A historic Scots castle will be brought back to its former glory following a £5m investment.
Lews Castle on the edge of Stornoway has been on the buildings at risk register since 2000 and its development has been stalled because of a lack of funding.
The money from the Heritage Lottery Fund brings the project a step closer to being realised.
The historic castle will be transformed into a museum, an archive for the Outer Hebrides as well as providing hotel accommodation for tourists.
The museum will be the first in the UK to use Gaelic as the first language and will display collections of the Museum nan Eilean and also the British Museum.
Collections held by the National Archives of Scotland will be returned to the island with the creations of Stornoway's first ever civic archive.
Colin McLean, head of the Heritage Lottery Fund in Scotland, said: "Breathing new life into this grand castle will breathe new life into Stornoway itself.
"The transformation of Lews Castle has the potential to make a real difference to the economy of Lewis and indeed the Western Isles through job creation and tourism.
"It will provide a safe and accessible home for the collections and artefacts that make these wonderful islands what they are today while providing support to the network of heritage societies and local museums that exist across the Outer Hebrides."
The Western Isles Council has also invested £4.5m into the Lews Castle project.
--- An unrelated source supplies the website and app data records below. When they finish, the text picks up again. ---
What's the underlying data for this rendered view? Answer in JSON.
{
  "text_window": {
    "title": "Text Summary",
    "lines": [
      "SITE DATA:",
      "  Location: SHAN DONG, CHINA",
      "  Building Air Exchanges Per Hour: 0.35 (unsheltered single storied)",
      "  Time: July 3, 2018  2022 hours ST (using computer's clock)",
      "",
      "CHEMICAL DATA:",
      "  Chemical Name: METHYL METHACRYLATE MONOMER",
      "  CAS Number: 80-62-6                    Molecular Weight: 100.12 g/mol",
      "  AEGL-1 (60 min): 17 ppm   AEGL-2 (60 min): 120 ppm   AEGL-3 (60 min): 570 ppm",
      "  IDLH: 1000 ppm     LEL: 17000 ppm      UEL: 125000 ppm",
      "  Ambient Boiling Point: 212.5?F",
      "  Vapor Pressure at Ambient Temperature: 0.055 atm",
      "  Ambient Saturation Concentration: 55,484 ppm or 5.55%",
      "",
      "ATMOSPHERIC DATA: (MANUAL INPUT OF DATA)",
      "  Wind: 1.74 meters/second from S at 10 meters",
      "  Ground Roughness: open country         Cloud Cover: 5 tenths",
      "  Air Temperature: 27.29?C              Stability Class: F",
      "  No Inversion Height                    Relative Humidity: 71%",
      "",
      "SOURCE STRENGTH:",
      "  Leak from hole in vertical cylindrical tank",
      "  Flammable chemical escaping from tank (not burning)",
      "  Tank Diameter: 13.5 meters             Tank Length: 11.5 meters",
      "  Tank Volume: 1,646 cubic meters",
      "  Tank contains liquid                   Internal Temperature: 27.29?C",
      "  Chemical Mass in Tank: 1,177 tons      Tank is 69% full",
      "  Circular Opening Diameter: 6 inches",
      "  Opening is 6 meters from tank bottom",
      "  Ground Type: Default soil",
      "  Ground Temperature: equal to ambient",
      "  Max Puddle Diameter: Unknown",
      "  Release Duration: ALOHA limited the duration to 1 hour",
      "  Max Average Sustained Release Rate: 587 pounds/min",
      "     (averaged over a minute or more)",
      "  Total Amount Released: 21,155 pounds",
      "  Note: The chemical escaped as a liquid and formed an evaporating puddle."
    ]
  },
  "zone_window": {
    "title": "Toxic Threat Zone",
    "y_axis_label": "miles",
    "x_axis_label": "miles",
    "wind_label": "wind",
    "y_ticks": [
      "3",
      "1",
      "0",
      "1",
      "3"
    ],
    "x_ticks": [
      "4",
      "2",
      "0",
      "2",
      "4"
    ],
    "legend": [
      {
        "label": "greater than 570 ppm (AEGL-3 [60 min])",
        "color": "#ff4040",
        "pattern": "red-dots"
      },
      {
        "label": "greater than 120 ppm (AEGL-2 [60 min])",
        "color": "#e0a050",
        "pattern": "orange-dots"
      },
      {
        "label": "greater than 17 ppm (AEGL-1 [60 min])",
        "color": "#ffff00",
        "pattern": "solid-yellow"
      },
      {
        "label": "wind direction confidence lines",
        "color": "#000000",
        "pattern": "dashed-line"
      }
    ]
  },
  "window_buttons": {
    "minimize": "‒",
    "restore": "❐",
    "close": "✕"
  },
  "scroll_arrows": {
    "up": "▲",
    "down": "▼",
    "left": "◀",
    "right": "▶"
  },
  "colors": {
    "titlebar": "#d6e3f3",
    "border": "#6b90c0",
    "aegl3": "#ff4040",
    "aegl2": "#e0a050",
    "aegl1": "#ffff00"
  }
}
They are now looking for extra funding to help the long-awaited project begin as quickly as possible.
Alasdair Allan, MSP for Na h-Eileanan an Iar, said: "Today’s announcement from the Heritage Lottery Fund is an important step towards revitalising, not only Lews Castle, but the wider tourist economy in the islands.
"The Comhairle and other agencies locally have been working tirelessly to progress plans that would ensure Lews Castle becomes both a cultural and economic asset to the islands."
Lews Castle was built in 1847 for James Matheson, who made his fortune in the Chinese opium trade.
It was donated to the people of Stornoway by William Lever, Lord Leverhulme, in 1923. During the Second World War the castle served as a naval hospital and accommodation for air and ground crew. After the war it became a technical college and school for more than 30 years.